:: Records ::

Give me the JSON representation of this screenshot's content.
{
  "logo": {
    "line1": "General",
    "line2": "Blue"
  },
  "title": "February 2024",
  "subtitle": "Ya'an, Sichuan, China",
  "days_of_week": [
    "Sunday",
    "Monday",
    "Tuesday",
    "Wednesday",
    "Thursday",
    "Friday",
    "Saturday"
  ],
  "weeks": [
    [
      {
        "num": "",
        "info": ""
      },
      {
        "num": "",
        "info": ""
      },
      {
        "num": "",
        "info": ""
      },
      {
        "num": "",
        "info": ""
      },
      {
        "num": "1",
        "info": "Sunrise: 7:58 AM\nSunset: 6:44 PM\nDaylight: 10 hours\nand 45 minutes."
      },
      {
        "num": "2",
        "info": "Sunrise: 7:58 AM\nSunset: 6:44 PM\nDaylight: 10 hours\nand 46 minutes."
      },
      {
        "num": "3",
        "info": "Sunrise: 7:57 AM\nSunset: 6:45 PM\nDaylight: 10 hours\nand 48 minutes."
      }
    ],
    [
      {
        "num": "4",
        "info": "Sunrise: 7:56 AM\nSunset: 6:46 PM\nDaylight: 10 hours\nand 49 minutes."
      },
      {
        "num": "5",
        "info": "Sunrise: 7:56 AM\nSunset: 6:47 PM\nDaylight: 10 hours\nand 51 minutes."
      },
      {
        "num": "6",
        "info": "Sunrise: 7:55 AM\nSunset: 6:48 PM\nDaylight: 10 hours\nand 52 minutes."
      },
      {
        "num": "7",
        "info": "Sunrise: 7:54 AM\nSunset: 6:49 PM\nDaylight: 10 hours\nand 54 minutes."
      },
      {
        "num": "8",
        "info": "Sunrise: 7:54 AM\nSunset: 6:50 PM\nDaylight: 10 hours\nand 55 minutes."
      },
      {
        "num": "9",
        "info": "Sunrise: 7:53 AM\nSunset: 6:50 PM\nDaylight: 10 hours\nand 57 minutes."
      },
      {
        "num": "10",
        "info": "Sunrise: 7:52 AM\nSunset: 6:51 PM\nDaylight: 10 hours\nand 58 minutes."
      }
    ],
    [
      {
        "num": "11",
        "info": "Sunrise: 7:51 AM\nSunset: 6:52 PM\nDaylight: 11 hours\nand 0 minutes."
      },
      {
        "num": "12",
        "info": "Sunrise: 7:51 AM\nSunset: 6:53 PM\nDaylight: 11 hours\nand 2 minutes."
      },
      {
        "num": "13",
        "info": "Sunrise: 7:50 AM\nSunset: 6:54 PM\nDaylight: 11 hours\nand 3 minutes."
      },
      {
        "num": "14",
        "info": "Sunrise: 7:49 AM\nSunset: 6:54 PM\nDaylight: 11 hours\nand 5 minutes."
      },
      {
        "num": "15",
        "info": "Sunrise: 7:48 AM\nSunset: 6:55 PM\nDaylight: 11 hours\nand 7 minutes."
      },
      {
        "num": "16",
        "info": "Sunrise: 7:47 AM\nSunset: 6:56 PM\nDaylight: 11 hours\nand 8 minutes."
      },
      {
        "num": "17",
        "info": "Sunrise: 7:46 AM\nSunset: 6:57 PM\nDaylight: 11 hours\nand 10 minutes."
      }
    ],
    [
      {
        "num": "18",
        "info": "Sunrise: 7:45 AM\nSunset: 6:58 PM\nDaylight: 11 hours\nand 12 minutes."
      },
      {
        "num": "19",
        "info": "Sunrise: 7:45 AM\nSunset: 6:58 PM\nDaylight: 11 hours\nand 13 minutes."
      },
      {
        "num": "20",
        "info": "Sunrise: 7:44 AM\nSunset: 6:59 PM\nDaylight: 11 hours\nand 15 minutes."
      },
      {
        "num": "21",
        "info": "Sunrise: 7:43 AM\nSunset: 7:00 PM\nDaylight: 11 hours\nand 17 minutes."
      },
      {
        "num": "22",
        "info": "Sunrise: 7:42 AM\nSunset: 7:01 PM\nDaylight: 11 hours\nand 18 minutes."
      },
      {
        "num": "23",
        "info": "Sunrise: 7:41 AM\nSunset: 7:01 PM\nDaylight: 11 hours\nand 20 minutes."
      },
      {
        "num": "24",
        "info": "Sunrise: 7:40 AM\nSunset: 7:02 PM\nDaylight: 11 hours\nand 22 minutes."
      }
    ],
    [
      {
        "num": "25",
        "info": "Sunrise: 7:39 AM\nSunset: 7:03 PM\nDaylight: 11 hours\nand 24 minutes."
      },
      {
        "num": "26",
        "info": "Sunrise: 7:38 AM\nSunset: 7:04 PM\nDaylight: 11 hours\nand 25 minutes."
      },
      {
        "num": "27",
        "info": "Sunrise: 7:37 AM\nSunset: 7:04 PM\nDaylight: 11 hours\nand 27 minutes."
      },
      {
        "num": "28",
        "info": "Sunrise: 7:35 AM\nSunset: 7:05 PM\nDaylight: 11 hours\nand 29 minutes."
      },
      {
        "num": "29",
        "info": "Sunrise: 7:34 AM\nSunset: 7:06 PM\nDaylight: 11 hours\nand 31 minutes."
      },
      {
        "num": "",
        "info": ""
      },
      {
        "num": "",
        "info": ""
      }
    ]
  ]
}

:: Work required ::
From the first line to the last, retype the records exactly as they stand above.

:: Response ::
Give me the JSON representation of this screenshot's content.
{
  "logo": {
    "line1": "General",
    "line2": "Blue"
  },
  "title": "February 2024",
  "subtitle": "Ya'an, Sichuan, China",
  "days_of_week": [
    "Sunday",
    "Monday",
    "Tuesday",
    "Wednesday",
    "Thursday",
    "Friday",
    "Saturday"
  ],
  "weeks": [
    [
      {
        "num": "",
        "info": ""
      },
      {
        "num": "",
        "info": ""
      },
      {
        "num": "",
        "info": ""
      },
      {
        "num": "",
        "info": ""
      },
      {
        "num": "1",
        "info": "Sunrise: 7:58 AM\nSunset: 6:44 PM\nDaylight: 10 hours\nand 45 minutes."
      },
      {
        "num": "2",
        "info": "Sunrise: 7:58 AM\nSunset: 6:44 PM\nDaylight: 10 hours\nand 46 minutes."
      },
      {
        "num": "3",
        "info": "Sunrise: 7:57 AM\nSunset: 6:45 PM\nDaylight: 10 hours\nand 48 minutes."
      }
    ],
    [
      {
        "num": "4",
        "info": "Sunrise: 7:56 AM\nSunset: 6:46 PM\nDaylight: 10 hours\nand 49 minutes."
      },
      {
        "num": "5",
        "info": "Sunrise: 7:56 AM\nSunset: 6:47 PM\nDaylight: 10 hours\nand 51 minutes."
      },
      {
        "num": "6",
        "info": "Sunrise: 7:55 AM\nSunset: 6:48 PM\nDaylight: 10 hours\nand 52 minutes."
      },
      {
        "num": "7",
        "info": "Sunrise: 7:54 AM\nSunset: 6:49 PM\nDaylight: 10 hours\nand 54 minutes."
      },
      {
        "num": "8",
        "info": "Sunrise: 7:54 AM\nSunset: 6:50 PM\nDaylight: 10 hours\nand 55 minutes."
      },
      {
        "num": "9",
        "info": "Sunrise: 7:53 AM\nSunset: 6:50 PM\nDaylight: 10 hours\nand 57 minutes."
      },
      {
        "num": "10",
        "info": "Sunrise: 7:52 AM\nSunset: 6:51 PM\nDaylight: 10 hours\nand 58 minutes."
      }
    ],
    [
      {
        "num": "11",
        "info": "Sunrise: 7:51 AM\nSunset: 6:52 PM\nDaylight: 11 hours\nand 0 minutes."
      },
      {
        "num": "12",
        "info": "Sunrise: 7:51 AM\nSunset: 6:53 PM\nDaylight: 11 hours\nand 2 minutes."
      },
      {
        "num": "13",
        "info": "Sunrise: 7:50 AM\nSunset: 6:54 PM\nDaylight: 11 hours\nand 3 minutes."
      },
      {
        "num": "14",
        "info": "Sunrise: 7:49 AM\nSunset: 6:54 PM\nDaylight: 11 hours\nand 5 minutes."
      },
      {
        "num": "15",
        "info": "Sunrise: 7:48 AM\nSunset: 6:55 PM\nDaylight: 11 hours\nand 7 minutes."
      },
      {
        "num": "16",
        "info": "Sunrise: 7:47 AM\nSunset: 6:56 PM\nDaylight: 11 hours\nand 8 minutes."
      },
      {
        "num": "17",
        "info": "Sunrise: 7:46 AM\nSunset: 6:57 PM\nDaylight: 11 hours\nand 10 minutes."
      }
    ],
    [
      {
        "num": "18",
        "info": "Sunrise: 7:45 AM\nSunset: 6:58 PM\nDaylight: 11 hours\nand 12 minutes."
      },
      {
        "num": "19",
        "info": "Sunrise: 7:45 AM\nSunset: 6:58 PM\nDaylight: 11 hours\nand 13 minutes."
      },
      {
        "num": "20",
        "info": "Sunrise: 7:44 AM\nSunset: 6:59 PM\nDaylight: 11 hours\nand 15 minutes."
      },
      {
        "num": "21",
        "info": "Sunrise: 7:43 AM\nSunset: 7:00 PM\nDaylight: 11 hours\nand 17 minutes."
      },
      {
        "num": "22",
        "info": "Sunrise: 7:42 AM\nSunset: 7:01 PM\nDaylight: 11 hours\nand 18 minutes."
      },
      {
        "num": "23",
        "info": "Sunrise: 7:41 AM\nSunset: 7:01 PM\nDaylight: 11 hours\nand 20 minutes."
      },
      {
        "num": "24",
        "info": "Sunrise: 7:40 AM\nSunset: 7:02 PM\nDaylight: 11 hours\nand 22 minutes."
      }
    ],
    [
      {
        "num": "25",
        "info": "Sunrise: 7:39 AM\nSunset: 7:03 PM\nDaylight: 11 hours\nand 24 minutes."
      },
      {
        "num": "26",
        "info": "Sunrise: 7:38 AM\nSunset: 7:04 PM\nDaylight: 11 hours\nand 25 minutes."
      },
      {
        "num": "27",
        "info": "Sunrise: 7:37 AM\nSunset: 7:04 PM\nDaylight: 11 hours\nand 27 minutes."
      },
      {
        "num": "28",
        "info": "Sunrise: 7:35 AM\nSunset: 7:05 PM\nDaylight: 11 hours\nand 29 minutes."
      },
      {
        "num": "29",
        "info": "Sunrise: 7:34 AM\nSunset: 7:06 PM\nDaylight: 11 hours\nand 31 minutes."
      },
      {
        "num": "",
        "info": ""
      },
      {
        "num": "",
        "info": ""
      }
    ]
  ]
}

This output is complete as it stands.